Forward-Looking Statements: Except for historical information contained herein, the matters discussed in this annual report are forward-looking statements about expected future events and financial and operating results that involve risks and uncertainties. These uncertainties may cause our actual future results to be materially different from those discussed in forward-looking statements. Our risks and uncertainties include the timely development and market acceptance of new products; the impact of competitive products and pricing; our ability to procure capacity from our suppliers and the timely performance of their obligations, commodity prices, interest rates and foreign exchange, potential investment losses as a result of liquidity conditions, the effects of changing economic and political conditions in the market domestically and internationally and on our customers; our relationships with and dependence on customers and growth rates in the personal computer, consumer electronics and embedded and automotive markets and within our sales channel; changes in customer order patterns, including order cancellations or reduced bookings; the effects of tariff, import and currency regulation; potential or actual litigation; and excess or obsolete inventory and variations in inventory valuation, among others. In addition, SMSC competes in the semiconductor industry, which has historically been characterized by intense competition, rapid technological change, cyclical market patterns, price erosion and periods of mismatched supply and demand. Our forward-looking statements are qualified in their entirety by the inherent risks and uncertainties surrounding future expectations and may not reflect the potential impact of any future acquisitions, mergers or divestitures. All forward-looking statements speak only as of the date hereof and are based upon the information available to SMSC at this time. Such statements are subject to change, and the Company does not undertake to update such statements, except to the extent required under applicable law and regulation. These and other risks and uncertainties, including potential liability resulting from pending or future litigation, are detailed from time to time in the Company’s reports filed with the SEC. Investors are advised to read the Company’s Annual Report on Form 10-K and quarterly reports on Form 10-Q filed with the Securities and Exchange Commission, particularly those sections entitled “Other Factors That May Affect Future Operating Results” or “Risk Factors” for a more complete discussion of these and other risks and uncertainties.

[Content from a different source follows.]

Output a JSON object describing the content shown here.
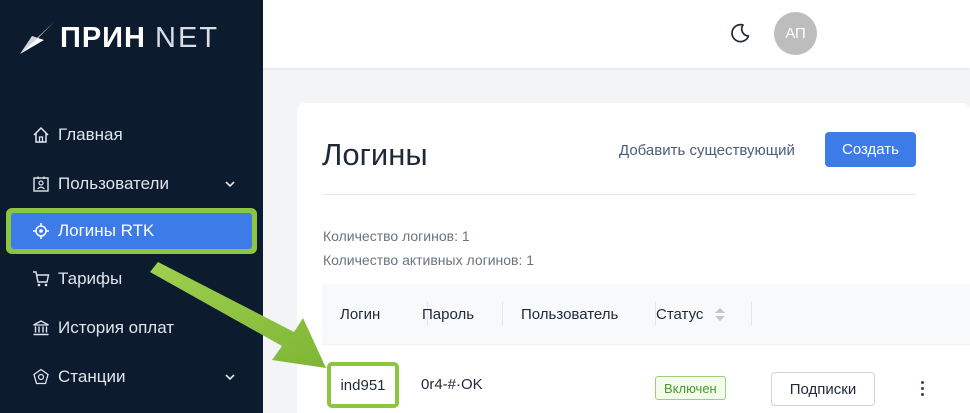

80 Arkay Drive Hauppauge, New York 11788 Phone: 631-435-6000 Fax: 631-273-5550 www.smsc.com


2010 SMSC Annual Report